Currently, I have the privilege of sitting on the Darebin Energy Foundation Interim Advisory Board. I’m surrounded by people who want to change the game. But, the world I live in is very small because I try and surround myself with others who care about shit!
I’m lucky enough to live in the inner-city of Melbourne where many people ride their bikes or jump on public transport. I personally haven’t had a car in 20 years. This doesn’t mean my partner and I get rental cars for weekend getaways – we wander around Melbourne and discover new places to eat and drink. The only time I travel is to go home and I always pay for carbon offsets (even though this doesn’t do much to help). I have all my clothes fixed when they fall apart and I don’t buy new stuff very often. We have been 100% green powered for over ten years and hardly consume energy. Basically, we lead a really simple life and the added bonus is it’s easier to live this way as it’s so much less stressful (we don’t have unnecessary stuff to worry about).

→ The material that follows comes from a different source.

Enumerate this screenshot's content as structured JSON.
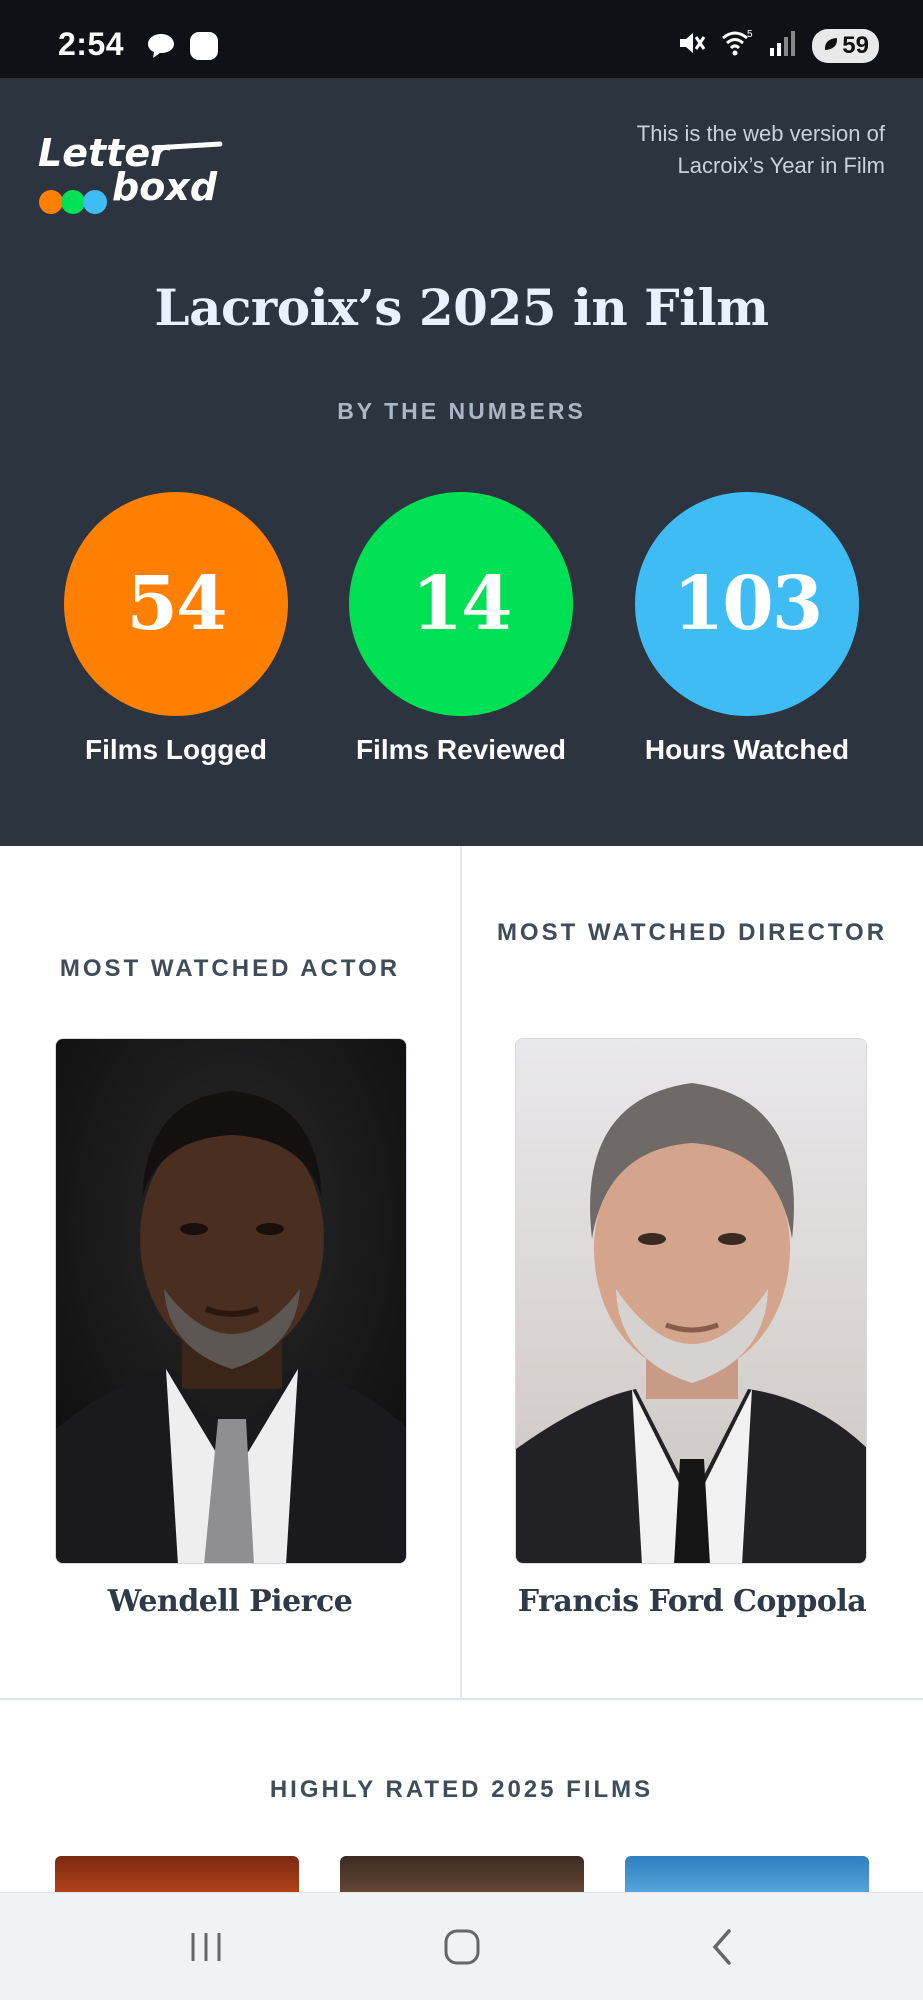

I find it infuriating that our society is still operating as though the only bottom line is the dollar. It needs to be the environment. We need to recalibrate so that the environment comes first, our social and community conditions second and money next. But, how do we get there when the population continues to increase and more and more people, want more and more?

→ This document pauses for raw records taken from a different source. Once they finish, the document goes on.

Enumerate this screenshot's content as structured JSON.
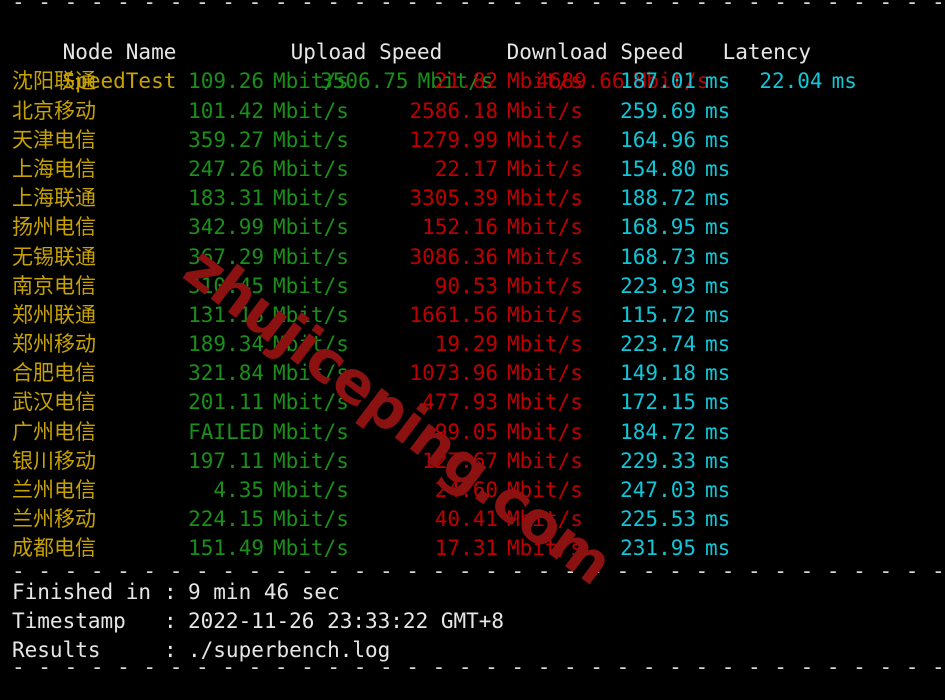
{
  "terminal": {
    "separator_top": "- - - - - - - - - - - - - - - - - - - - - - - - - - - - - - - - - - - - - - - - - - - - - - - -",
    "separator_mid": "- - - - - - - - - - - - - - - - - - - - - - - - - - - - - - - - - - - - - - - - - - - - - - - -",
    "separator_bottom": "- - - - - - - - - - - - - - - - - - - - - - - - - - - - - - - - - - - - - - - - - - - - - - - -",
    "watermark": "zhujiceping.com",
    "colors": {
      "background": "#000000",
      "header": "#e6e6e6",
      "node_name": "#c8a200",
      "upload": "#1a8f1a",
      "download": "#c00000",
      "latency": "#10c7d8",
      "separator": "#d8d8d8",
      "watermark": "#8c1111"
    }
  },
  "table": {
    "headers": {
      "node": "Node Name",
      "upload": "Upload Speed",
      "download": "Download Speed",
      "latency": "Latency"
    },
    "units": {
      "speed": "Mbit/s",
      "latency": "ms"
    },
    "summary_row": {
      "node": "SpeedTest",
      "upload": "3506.75",
      "download": "4689.66",
      "latency": "22.04"
    },
    "rows": [
      {
        "node": "沈阳联通",
        "upload": "109.26",
        "download": "21.82",
        "latency": "187.01"
      },
      {
        "node": "北京移动",
        "upload": "101.42",
        "download": "2586.18",
        "latency": "259.69"
      },
      {
        "node": "天津电信",
        "upload": "359.27",
        "download": "1279.99",
        "latency": "164.96"
      },
      {
        "node": "上海电信",
        "upload": "247.26",
        "download": "22.17",
        "latency": "154.80"
      },
      {
        "node": "上海联通",
        "upload": "183.31",
        "download": "3305.39",
        "latency": "188.72"
      },
      {
        "node": "扬州电信",
        "upload": "342.99",
        "download": "152.16",
        "latency": "168.95"
      },
      {
        "node": "无锡联通",
        "upload": "367.29",
        "download": "3086.36",
        "latency": "168.73"
      },
      {
        "node": "南京电信",
        "upload": "310.45",
        "download": "90.53",
        "latency": "223.93"
      },
      {
        "node": "郑州联通",
        "upload": "131.18",
        "download": "1661.56",
        "latency": "115.72"
      },
      {
        "node": "郑州移动",
        "upload": "189.34",
        "download": "19.29",
        "latency": "223.74"
      },
      {
        "node": "合肥电信",
        "upload": "321.84",
        "download": "1073.96",
        "latency": "149.18"
      },
      {
        "node": "武汉电信",
        "upload": "201.11",
        "download": "477.93",
        "latency": "172.15"
      },
      {
        "node": "广州电信",
        "upload": "FAILED",
        "download": "99.05",
        "latency": "184.72"
      },
      {
        "node": "银川移动",
        "upload": "197.11",
        "download": "127.67",
        "latency": "229.33"
      },
      {
        "node": "兰州电信",
        "upload": "4.35",
        "download": "24.60",
        "latency": "247.03"
      },
      {
        "node": "兰州移动",
        "upload": "224.15",
        "download": "40.41",
        "latency": "225.53"
      },
      {
        "node": "成都电信",
        "upload": "151.49",
        "download": "17.31",
        "latency": "231.95"
      }
    ]
  },
  "footer": {
    "items": [
      {
        "label": "Finished in",
        "colon": ":",
        "value": "9 min 46 sec"
      },
      {
        "label": "Timestamp",
        "colon": ":",
        "value": "2022-11-26 23:33:22 GMT+8"
      },
      {
        "label": "Results",
        "colon": ":",
        "value": "./superbench.log"
      }
    ]
  }
}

People grow up through different social orientations and it’s very difficult to change someone’s trajectory. Coming from America where racism is still very real and very palpable, I can see that values and attitudes are learned over generations. So, to turn behaviours around in a single generation is a gargantuan task and it’s the task we’ve been set because climate change isn’t happening in the distant future. It’s happening now.

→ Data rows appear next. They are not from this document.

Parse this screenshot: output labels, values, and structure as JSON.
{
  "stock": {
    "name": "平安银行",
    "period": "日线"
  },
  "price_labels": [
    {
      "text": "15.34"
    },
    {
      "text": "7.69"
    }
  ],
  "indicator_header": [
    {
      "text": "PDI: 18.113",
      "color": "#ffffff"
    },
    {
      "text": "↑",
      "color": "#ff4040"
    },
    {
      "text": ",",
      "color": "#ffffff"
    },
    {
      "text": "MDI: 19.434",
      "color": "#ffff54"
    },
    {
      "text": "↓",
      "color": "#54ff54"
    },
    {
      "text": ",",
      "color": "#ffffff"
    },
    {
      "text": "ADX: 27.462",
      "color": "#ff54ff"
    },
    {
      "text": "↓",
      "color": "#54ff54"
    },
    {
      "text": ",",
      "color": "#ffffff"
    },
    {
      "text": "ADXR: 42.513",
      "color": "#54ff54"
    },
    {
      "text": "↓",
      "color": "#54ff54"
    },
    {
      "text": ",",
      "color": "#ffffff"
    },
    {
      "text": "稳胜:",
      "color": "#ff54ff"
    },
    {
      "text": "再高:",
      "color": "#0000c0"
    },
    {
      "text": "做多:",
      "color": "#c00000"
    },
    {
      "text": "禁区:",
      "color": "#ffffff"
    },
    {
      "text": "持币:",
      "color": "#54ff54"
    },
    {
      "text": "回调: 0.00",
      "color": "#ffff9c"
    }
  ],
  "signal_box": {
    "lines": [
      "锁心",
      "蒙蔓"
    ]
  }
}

The pathway of our economy was virtually reset after World War II. Before then, things were simpler from a material perspective. But now, 70 years later, things are out of control. Not only do we want everything instantly, we want things that are new and better.
Because there’s such limited time to take advantage of being alive, there’s so much competition for anything and everything – for air space, for jobs, for money, for a house. This competition means we all have an ever-contracting focus. Fewer and fewer people think about the people in their street, let alone their community and it feels like people focus on what they can control within the four walls of their home. And the more difficult things get, the more their focus narrows. But by looking beyond your circumstances you expand your experiences and add substantial value to your own life and the lives of others.
When I returned to Lake Tahoe with my partner Karen in 2009 it snowed almost 10 feet over a week and the result was complete silence. All you can hear is the cracking of trees under the weight of the snow. The way things are going, snowfall will get thinner and thinner and here in Victoria, we probably won’t even see snow within the next 20 years. You can only imagine what will become of the Murray-Darling Basin, which fuels our great food bowl.
When it comes to working in the environment – I don’t know what else to do with my life. My job doesn’t feel like a job that anyone should have to do. I get to make a living out of trying to do the right thing within the confines of the bureaucracy. I know I’m lucky to be doing this, but I wish it wasn’t necessary.”
Photos: Lucy Bastick from @streetsofmelbourne